• _Your objective_: Please retype the records that appear below, exactly and in full.

• _Recorded information_:
******************************
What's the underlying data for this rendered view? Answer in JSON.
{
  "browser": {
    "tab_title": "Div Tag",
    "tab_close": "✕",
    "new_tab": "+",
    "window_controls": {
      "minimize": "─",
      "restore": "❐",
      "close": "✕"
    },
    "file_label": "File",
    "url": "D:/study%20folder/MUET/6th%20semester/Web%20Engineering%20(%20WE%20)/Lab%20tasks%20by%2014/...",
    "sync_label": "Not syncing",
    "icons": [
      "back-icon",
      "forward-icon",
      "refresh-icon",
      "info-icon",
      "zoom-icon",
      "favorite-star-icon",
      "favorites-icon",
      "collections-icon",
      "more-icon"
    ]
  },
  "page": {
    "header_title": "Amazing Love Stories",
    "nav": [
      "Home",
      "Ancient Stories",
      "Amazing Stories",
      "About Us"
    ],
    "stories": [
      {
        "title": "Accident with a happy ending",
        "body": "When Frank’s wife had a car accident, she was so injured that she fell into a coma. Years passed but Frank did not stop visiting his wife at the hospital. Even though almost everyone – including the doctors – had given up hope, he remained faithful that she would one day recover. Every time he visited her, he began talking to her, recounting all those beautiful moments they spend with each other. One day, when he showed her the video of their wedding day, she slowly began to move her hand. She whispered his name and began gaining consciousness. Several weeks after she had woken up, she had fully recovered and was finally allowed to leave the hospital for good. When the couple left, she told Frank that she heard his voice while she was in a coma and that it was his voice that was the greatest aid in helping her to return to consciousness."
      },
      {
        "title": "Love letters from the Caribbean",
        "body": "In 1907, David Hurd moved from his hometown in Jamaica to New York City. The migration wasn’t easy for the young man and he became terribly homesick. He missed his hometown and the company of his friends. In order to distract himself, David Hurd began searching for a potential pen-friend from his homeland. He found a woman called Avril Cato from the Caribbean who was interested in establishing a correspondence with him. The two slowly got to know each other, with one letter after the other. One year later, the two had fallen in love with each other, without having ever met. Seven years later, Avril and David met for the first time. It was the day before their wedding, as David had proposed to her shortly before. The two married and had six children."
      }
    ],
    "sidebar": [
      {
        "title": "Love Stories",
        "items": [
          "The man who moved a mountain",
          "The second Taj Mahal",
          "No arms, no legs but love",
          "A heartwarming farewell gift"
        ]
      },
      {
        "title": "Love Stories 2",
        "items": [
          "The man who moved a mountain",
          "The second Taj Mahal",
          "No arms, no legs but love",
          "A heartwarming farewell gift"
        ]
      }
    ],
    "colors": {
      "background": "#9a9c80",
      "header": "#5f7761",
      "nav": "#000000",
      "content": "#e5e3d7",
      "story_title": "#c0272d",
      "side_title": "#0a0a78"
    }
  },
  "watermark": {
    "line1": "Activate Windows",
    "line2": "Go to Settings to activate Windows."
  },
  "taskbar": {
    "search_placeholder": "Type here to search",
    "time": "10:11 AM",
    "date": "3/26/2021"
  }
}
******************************
• _Expected output_:
What's the underlying data for this rendered view? Answer in JSON.
{
  "browser": {
    "tab_title": "Div Tag",
    "tab_close": "✕",
    "new_tab": "+",
    "window_controls": {
      "minimize": "─",
      "restore": "❐",
      "close": "✕"
    },
    "file_label": "File",
    "url": "D:/study%20folder/MUET/6th%20semester/Web%20Engineering%20(%20WE%20)/Lab%20tasks%20by%2014/...",
    "sync_label": "Not syncing",
    "icons": [
      "back-icon",
      "forward-icon",
      "refresh-icon",
      "info-icon",
      "zoom-icon",
      "favorite-star-icon",
      "favorites-icon",
      "collections-icon",
      "more-icon"
    ]
  },
  "page": {
    "header_title": "Amazing Love Stories",
    "nav": [
      "Home",
      "Ancient Stories",
      "Amazing Stories",
      "About Us"
    ],
    "stories": [
      {
        "title": "Accident with a happy ending",
        "body": "When Frank’s wife had a car accident, she was so injured that she fell into a coma. Years passed but Frank did not stop visiting his wife at the hospital. Even though almost everyone – including the doctors – had given up hope, he remained faithful that she would one day recover. Every time he visited her, he began talking to her, recounting all those beautiful moments they spend with each other. One day, when he showed her the video of their wedding day, she slowly began to move her hand. She whispered his name and began gaining consciousness. Several weeks after she had woken up, she had fully recovered and was finally allowed to leave the hospital for good. When the couple left, she told Frank that she heard his voice while she was in a coma and that it was his voice that was the greatest aid in helping her to return to consciousness."
      },
      {
        "title": "Love letters from the Caribbean",
        "body": "In 1907, David Hurd moved from his hometown in Jamaica to New York City. The migration wasn’t easy for the young man and he became terribly homesick. He missed his hometown and the company of his friends. In order to distract himself, David Hurd began searching for a potential pen-friend from his homeland. He found a woman called Avril Cato from the Caribbean who was interested in establishing a correspondence with him. The two slowly got to know each other, with one letter after the other. One year later, the two had fallen in love with each other, without having ever met. Seven years later, Avril and David met for the first time. It was the day before their wedding, as David had proposed to her shortly before. The two married and had six children."
      }
    ],
    "sidebar": [
      {
        "title": "Love Stories",
        "items": [
          "The man who moved a mountain",
          "The second Taj Mahal",
          "No arms, no legs but love",
          "A heartwarming farewell gift"
        ]
      },
      {
        "title": "Love Stories 2",
        "items": [
          "The man who moved a mountain",
          "The second Taj Mahal",
          "No arms, no legs but love",
          "A heartwarming farewell gift"
        ]
      }
    ],
    "colors": {
      "background": "#9a9c80",
      "header": "#5f7761",
      "nav": "#000000",
      "content": "#e5e3d7",
      "story_title": "#c0272d",
      "side_title": "#0a0a78"
    }
  },
  "watermark": {
    "line1": "Activate Windows",
    "line2": "Go to Settings to activate Windows."
  },
  "taskbar": {
    "search_placeholder": "Type here to search",
    "time": "10:11 AM",
    "date": "3/26/2021"
  }
}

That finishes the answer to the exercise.